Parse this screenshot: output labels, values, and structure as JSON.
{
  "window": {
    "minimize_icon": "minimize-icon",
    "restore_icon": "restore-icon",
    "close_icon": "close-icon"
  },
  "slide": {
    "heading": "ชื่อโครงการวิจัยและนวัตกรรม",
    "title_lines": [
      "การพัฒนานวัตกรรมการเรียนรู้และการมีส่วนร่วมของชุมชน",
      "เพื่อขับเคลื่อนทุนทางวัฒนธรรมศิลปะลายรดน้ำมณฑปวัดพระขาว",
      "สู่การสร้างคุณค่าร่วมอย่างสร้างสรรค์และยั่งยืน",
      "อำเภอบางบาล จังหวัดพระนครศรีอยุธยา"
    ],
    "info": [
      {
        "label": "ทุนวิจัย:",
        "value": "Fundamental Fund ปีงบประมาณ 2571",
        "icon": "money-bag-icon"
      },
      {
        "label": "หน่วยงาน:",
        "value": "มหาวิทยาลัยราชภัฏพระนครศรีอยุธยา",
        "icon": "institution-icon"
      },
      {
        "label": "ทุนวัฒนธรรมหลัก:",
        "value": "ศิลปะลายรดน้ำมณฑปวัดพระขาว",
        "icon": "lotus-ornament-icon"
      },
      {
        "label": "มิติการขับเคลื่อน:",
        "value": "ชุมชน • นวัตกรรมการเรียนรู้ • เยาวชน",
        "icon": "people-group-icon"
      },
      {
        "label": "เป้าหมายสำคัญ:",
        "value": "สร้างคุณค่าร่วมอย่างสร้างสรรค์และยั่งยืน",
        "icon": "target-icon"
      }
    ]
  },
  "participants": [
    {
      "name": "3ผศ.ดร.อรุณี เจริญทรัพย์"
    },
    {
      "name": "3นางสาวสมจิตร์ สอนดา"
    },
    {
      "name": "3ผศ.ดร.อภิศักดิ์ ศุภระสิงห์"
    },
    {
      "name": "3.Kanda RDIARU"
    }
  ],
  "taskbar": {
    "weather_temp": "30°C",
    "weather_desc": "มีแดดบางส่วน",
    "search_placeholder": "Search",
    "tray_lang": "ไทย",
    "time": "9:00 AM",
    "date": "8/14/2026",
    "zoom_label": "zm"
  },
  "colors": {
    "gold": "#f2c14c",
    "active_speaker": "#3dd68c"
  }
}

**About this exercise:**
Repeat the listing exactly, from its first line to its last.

**Response to this exercise:**
Parse this screenshot: output labels, values, and structure as JSON.
{
  "window": {
    "minimize_icon": "minimize-icon",
    "restore_icon": "restore-icon",
    "close_icon": "close-icon"
  },
  "slide": {
    "heading": "ชื่อโครงการวิจัยและนวัตกรรม",
    "title_lines": [
      "การพัฒนานวัตกรรมการเรียนรู้และการมีส่วนร่วมของชุมชน",
      "เพื่อขับเคลื่อนทุนทางวัฒนธรรมศิลปะลายรดน้ำมณฑปวัดพระขาว",
      "สู่การสร้างคุณค่าร่วมอย่างสร้างสรรค์และยั่งยืน",
      "อำเภอบางบาล จังหวัดพระนครศรีอยุธยา"
    ],
    "info": [
      {
        "label": "ทุนวิจัย:",
        "value": "Fundamental Fund ปีงบประมาณ 2571",
        "icon": "money-bag-icon"
      },
      {
        "label": "หน่วยงาน:",
        "value": "มหาวิทยาลัยราชภัฏพระนครศรีอยุธยา",
        "icon": "institution-icon"
      },
      {
        "label": "ทุนวัฒนธรรมหลัก:",
        "value": "ศิลปะลายรดน้ำมณฑปวัดพระขาว",
        "icon": "lotus-ornament-icon"
      },
      {
        "label": "มิติการขับเคลื่อน:",
        "value": "ชุมชน • นวัตกรรมการเรียนรู้ • เยาวชน",
        "icon": "people-group-icon"
      },
      {
        "label": "เป้าหมายสำคัญ:",
        "value": "สร้างคุณค่าร่วมอย่างสร้างสรรค์และยั่งยืน",
        "icon": "target-icon"
      }
    ]
  },
  "participants": [
    {
      "name": "3ผศ.ดร.อรุณี เจริญทรัพย์"
    },
    {
      "name": "3นางสาวสมจิตร์ สอนดา"
    },
    {
      "name": "3ผศ.ดร.อภิศักดิ์ ศุภระสิงห์"
    },
    {
      "name": "3.Kanda RDIARU"
    }
  ],
  "taskbar": {
    "weather_temp": "30°C",
    "weather_desc": "มีแดดบางส่วน",
    "search_placeholder": "Search",
    "tray_lang": "ไทย",
    "time": "9:00 AM",
    "date": "8/14/2026",
    "zoom_label": "zm"
  },
  "colors": {
    "gold": "#f2c14c",
    "active_speaker": "#3dd68c"
  }
}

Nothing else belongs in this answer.